A new research collaboration model from GSK with its Immunology Catalyst sabbatical program that embeds academic scientists in the company's laboratories.

The academic immunologists, who are predominantly focused on basic science, will join a GSK R&D facility in the UK, where they will work alongside the company's scientists while pursuing their own independent research.

The academics will have access to GSK’s technologies and research tools and, by connecting with the company's scientists, have the opportunity to expand their knowledge of drug discovery and translational research.

Australian Professor John Hamilton from the University of Melbourne was the first academic to join the program. He is an internationally renowned expert in the field of macrophage biology and has been a leader of GM-CSF biology, elucidating its role in inflammatory disease pathways for many years.

“A functioning immune system is crucial for human survival - and understanding its complexities in both health and disease is proving critical to almost every area of medicine; not just infectious disease, vaccinology and autoimmune conditions," said Dr Andrew Weekes, Medical Director of GSK Australia. "GSK already has multiple research programmes with potential applications across multiple disease areas including respiratory medicine, rheumatology and oncology based on immunological approaches – and we recognise that we need to do more to stimulate innovation in new ways.”

"We are delighted that Professor Hamilton was the first academic to join our researchers at our global R&D hub in Stevenage, UK in 2015 and will remain an ongoing collaborator. He has played a key role in understanding the causes of arthritic disease and pain and will contribute significantly to the vibrant immunology community we are building across GSK,” added Dr Weekes.

In his research, Professor Hamilton discovered that a particular protein, GM-CSF, might be a pro-inflammatory mediator in arthritis - demonstrating that depletion can reduce inflammatory and arthritic pain. It is potentially significant because effective pain control is one of the key challenges for people with osteoarthritis.

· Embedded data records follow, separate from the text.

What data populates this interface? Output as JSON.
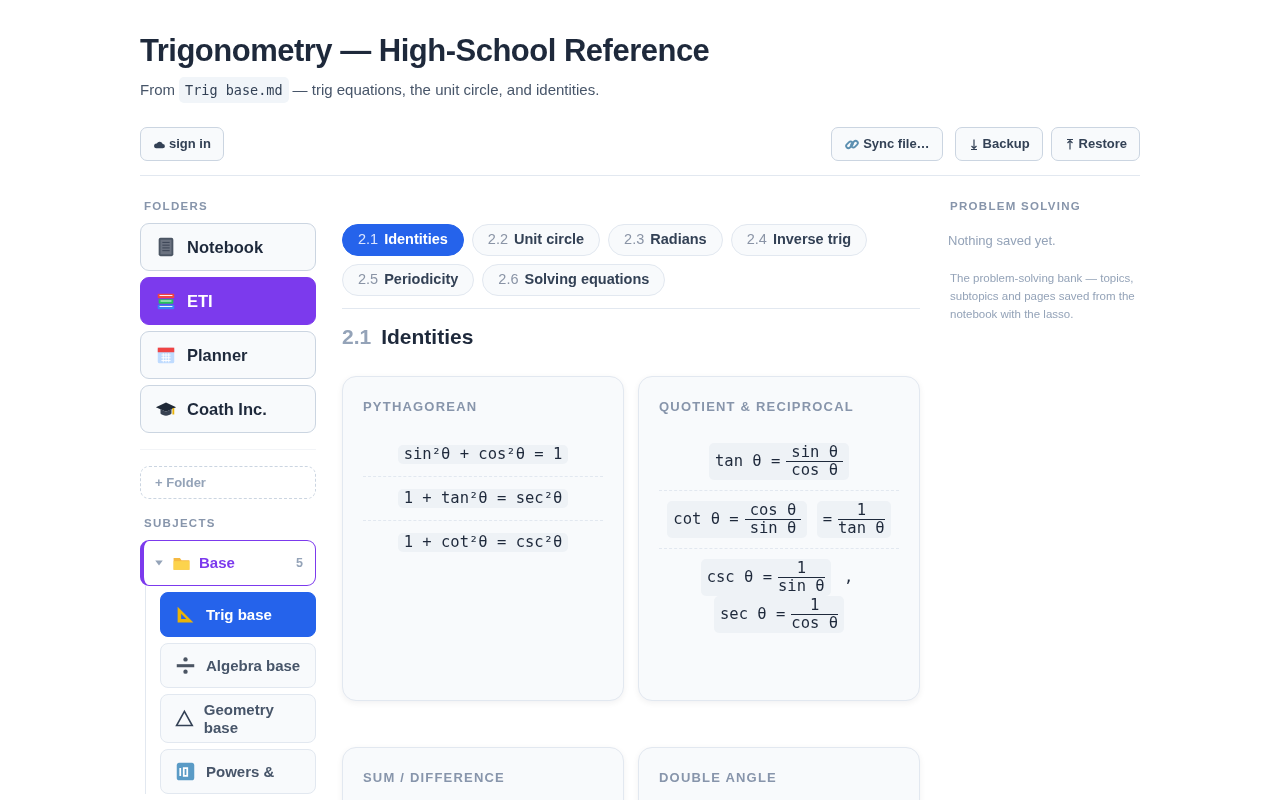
{
  "header": {
    "title": "Trigonometry — High-School Reference",
    "subtitle_before": "From",
    "file": "Trig base.md",
    "subtitle_after": "— trig equations, the unit circle, and identities."
  },
  "toolbar": {
    "sign_in": "sign in",
    "right": [
      {
        "label": "Sync file…",
        "kind": "link"
      },
      {
        "label": "Backup",
        "kind": "down"
      },
      {
        "label": "Restore",
        "kind": "up"
      }
    ]
  },
  "folders": {
    "heading": "FOLDERS",
    "items": [
      {
        "label": "Notebook",
        "selected": false
      },
      {
        "label": "ETI",
        "selected": true
      },
      {
        "label": "Planner",
        "selected": false
      },
      {
        "label": "Coath Inc.",
        "selected": false
      }
    ],
    "add": "+ Folder"
  },
  "subjects": {
    "heading": "SUBJECTS",
    "group": {
      "label": "Base",
      "count": "5",
      "expanded": true,
      "children": [
        {
          "label": "Trig base",
          "selected": true
        },
        {
          "label": "Algebra base",
          "selected": false
        },
        {
          "label": "Geometry base",
          "selected": false
        },
        {
          "label": "Powers &",
          "selected": false
        }
      ]
    }
  },
  "tabs": [
    {
      "num": "2.1",
      "label": "Identities",
      "selected": true
    },
    {
      "num": "2.2",
      "label": "Unit circle",
      "selected": false
    },
    {
      "num": "2.3",
      "label": "Radians",
      "selected": false
    },
    {
      "num": "2.4",
      "label": "Inverse trig",
      "selected": false
    },
    {
      "num": "2.5",
      "label": "Periodicity",
      "selected": false
    },
    {
      "num": "2.6",
      "label": "Solving equations",
      "selected": false
    }
  ],
  "section": {
    "num": "2.1",
    "title": "Identities"
  },
  "cards": [
    {
      "title": "PYTHAGOREAN",
      "formulas": [
        [
          {
            "text": "sin²θ + cos²θ = 1"
          }
        ],
        [
          {
            "text": "1 + tan²θ = sec²θ"
          }
        ],
        [
          {
            "text": "1 + cot²θ = csc²θ"
          }
        ]
      ]
    },
    {
      "title": "QUOTIENT & RECIPROCAL",
      "formulas": [
        [
          {
            "text": "tan θ =",
            "num": "sin θ",
            "den": "cos θ"
          }
        ],
        [
          {
            "text": "cot θ =",
            "num": "cos θ",
            "den": "sin θ"
          },
          {
            "text": "=",
            "num": "1",
            "den": "tan θ"
          }
        ],
        [
          {
            "text": "csc θ =",
            "num": "1",
            "den": "sin θ"
          },
          {
            "text": ","
          },
          {
            "text": "sec θ =",
            "num": "1",
            "den": "cos θ"
          }
        ]
      ]
    },
    {
      "title": "SUM / DIFFERENCE"
    },
    {
      "title": "DOUBLE ANGLE"
    }
  ],
  "problem_solving": {
    "heading": "PROBLEM SOLVING",
    "empty": "Nothing saved yet.",
    "note": "The problem-solving bank — topics, subtopics and pages saved from the notebook with the lasso."
  }
}
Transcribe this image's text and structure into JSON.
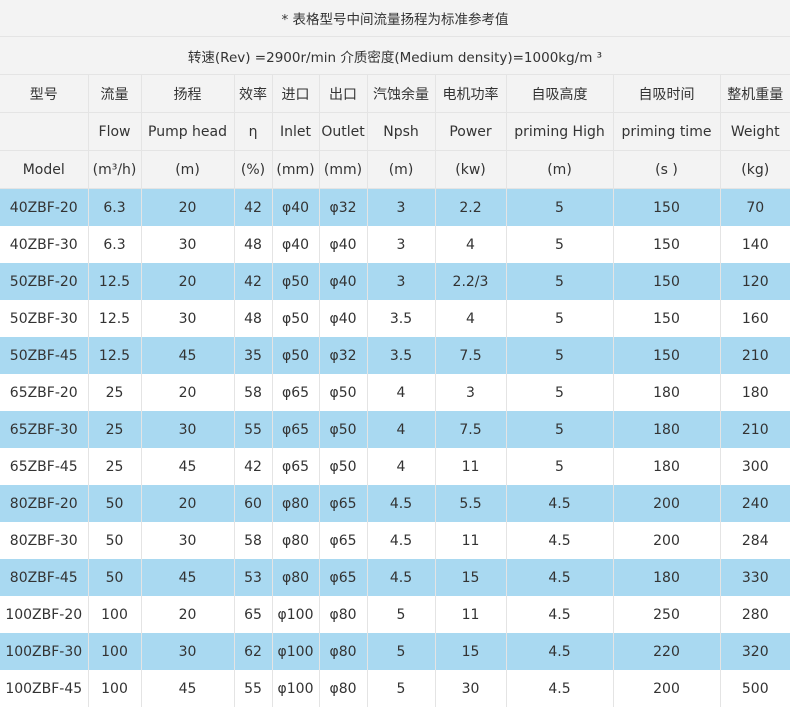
{
  "note": "* 表格型号中间流量扬程为标准参考值",
  "conditions": "转速(Rev) =2900r/min   介质密度(Medium density)=1000kg/m ³",
  "header_cn": [
    "型号",
    "流量",
    "扬程",
    "效率",
    "进口",
    "出口",
    "汽蚀余量",
    "电机功率",
    "自吸高度",
    "自吸时间",
    "整机重量"
  ],
  "header_en": [
    "",
    "Flow",
    "Pump head",
    "η",
    "Inlet",
    "Outlet",
    "Npsh",
    "Power",
    "priming High",
    "priming time",
    "Weight"
  ],
  "header_unit": [
    "Model",
    "(m³/h)",
    "(m)",
    "(%)",
    "(mm)",
    "(mm)",
    "(m)",
    "(kw)",
    "(m)",
    "(s )",
    "(kg)"
  ],
  "rows": [
    [
      "40ZBF-20",
      "6.3",
      "20",
      "42",
      "φ40",
      "φ32",
      "3",
      "2.2",
      "5",
      "150",
      "70"
    ],
    [
      "40ZBF-30",
      "6.3",
      "30",
      "48",
      "φ40",
      "φ40",
      "3",
      "4",
      "5",
      "150",
      "140"
    ],
    [
      "50ZBF-20",
      "12.5",
      "20",
      "42",
      "φ50",
      "φ40",
      "3",
      "2.2/3",
      "5",
      "150",
      "120"
    ],
    [
      "50ZBF-30",
      "12.5",
      "30",
      "48",
      "φ50",
      "φ40",
      "3.5",
      "4",
      "5",
      "150",
      "160"
    ],
    [
      "50ZBF-45",
      "12.5",
      "45",
      "35",
      "φ50",
      "φ32",
      "3.5",
      "7.5",
      "5",
      "150",
      "210"
    ],
    [
      "65ZBF-20",
      "25",
      "20",
      "58",
      "φ65",
      "φ50",
      "4",
      "3",
      "5",
      "180",
      "180"
    ],
    [
      "65ZBF-30",
      "25",
      "30",
      "55",
      "φ65",
      "φ50",
      "4",
      "7.5",
      "5",
      "180",
      "210"
    ],
    [
      "65ZBF-45",
      "25",
      "45",
      "42",
      "φ65",
      "φ50",
      "4",
      "11",
      "5",
      "180",
      "300"
    ],
    [
      "80ZBF-20",
      "50",
      "20",
      "60",
      "φ80",
      "φ65",
      "4.5",
      "5.5",
      "4.5",
      "200",
      "240"
    ],
    [
      "80ZBF-30",
      "50",
      "30",
      "58",
      "φ80",
      "φ65",
      "4.5",
      "11",
      "4.5",
      "200",
      "284"
    ],
    [
      "80ZBF-45",
      "50",
      "45",
      "53",
      "φ80",
      "φ65",
      "4.5",
      "15",
      "4.5",
      "180",
      "330"
    ],
    [
      "100ZBF-20",
      "100",
      "20",
      "65",
      "φ100",
      "φ80",
      "5",
      "11",
      "4.5",
      "250",
      "280"
    ],
    [
      "100ZBF-30",
      "100",
      "30",
      "62",
      "φ100",
      "φ80",
      "5",
      "15",
      "4.5",
      "220",
      "320"
    ],
    [
      "100ZBF-45",
      "100",
      "45",
      "55",
      "φ100",
      "φ80",
      "5",
      "30",
      "4.5",
      "200",
      "500"
    ]
  ],
  "colors": {
    "header_bg": "#f3f3f3",
    "stripe_bg": "#a9d9f1",
    "plain_bg": "#ffffff",
    "grid": "#e4e4e4",
    "text": "#333333"
  }
}
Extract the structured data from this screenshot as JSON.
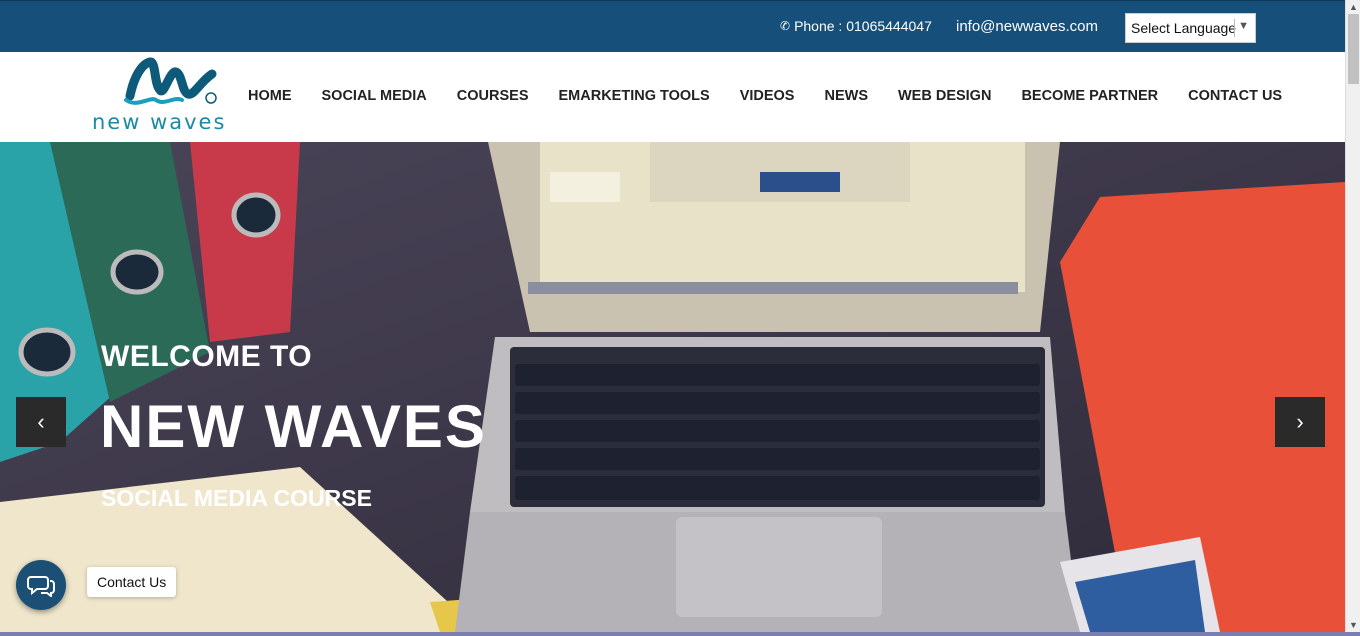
{
  "topbar": {
    "phone_icon": "phone-icon",
    "phone_text": "Phone : 01065444047",
    "email": "info@newwaves.com",
    "language_select": "Select Language"
  },
  "logo": {
    "text": "new waves"
  },
  "nav": {
    "items": [
      "HOME",
      "SOCIAL MEDIA",
      "COURSES",
      "EMARKETING TOOLS",
      "VIDEOS",
      "NEWS",
      "WEB DESIGN",
      "BECOME PARTNER",
      "CONTACT US"
    ]
  },
  "hero": {
    "welcome": "WELCOME TO",
    "brand": "NEW WAVES",
    "subtitle": "SOCIAL MEDIA COURSE",
    "prev_icon": "chevron-left-icon",
    "next_icon": "chevron-right-icon"
  },
  "chat": {
    "label": "Contact Us",
    "icon": "chat-bubbles-icon"
  },
  "colors": {
    "topbar": "#16507a",
    "accent": "#1a8aa6",
    "nav_text": "#222222"
  }
}
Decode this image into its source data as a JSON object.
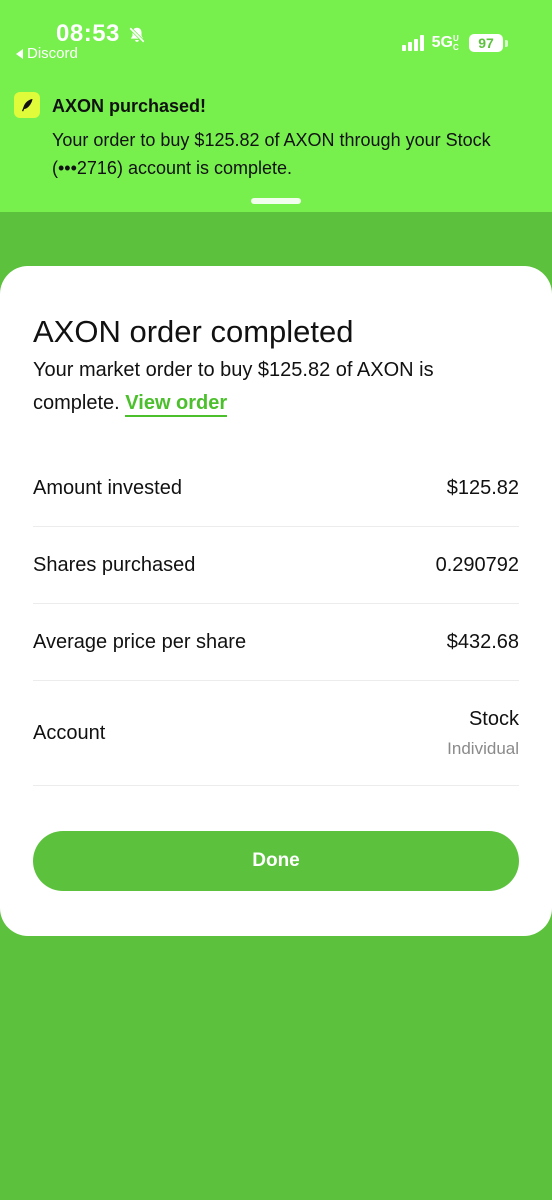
{
  "status_bar": {
    "time": "08:53",
    "back_app": "Discord",
    "network": "5G",
    "network_suffix": "UC",
    "battery": "97"
  },
  "notification": {
    "title": "AXON purchased!",
    "body": "Your order to buy $125.82 of AXON through your Stock (•••2716) account is complete."
  },
  "card": {
    "title": "AXON order completed",
    "description": "Your market order to buy $125.82 of AXON is complete.",
    "link": "View order",
    "rows": [
      {
        "label": "Amount invested",
        "value": "$125.82"
      },
      {
        "label": "Shares purchased",
        "value": "0.290792"
      },
      {
        "label": "Average price per share",
        "value": "$432.68"
      },
      {
        "label": "Account",
        "value": "Stock",
        "sub": "Individual"
      }
    ],
    "done_label": "Done"
  },
  "colors": {
    "banner": "#77f04e",
    "background": "#5cc23d",
    "accent": "#4cbf2c",
    "app_icon": "#dffb3a"
  },
  "icons": {
    "bell": "bell-slash-icon",
    "signal": "cellular-signal-icon",
    "battery": "battery-icon",
    "app": "robinhood-feather-icon",
    "back": "back-triangle-icon"
  }
}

“My period with the GSK Immunology Network in the UK and USA enabled me to gain an appreciation of what GSK is currently achieving in the Immunology/Inflammation area," said Professor Hamilton. "I was able to contribute some fruitful ideas in return. Overall it was a positive experience for me mainly because of the degree of 'openness' in my interactions with GSK and because I was made to feel welcomed.”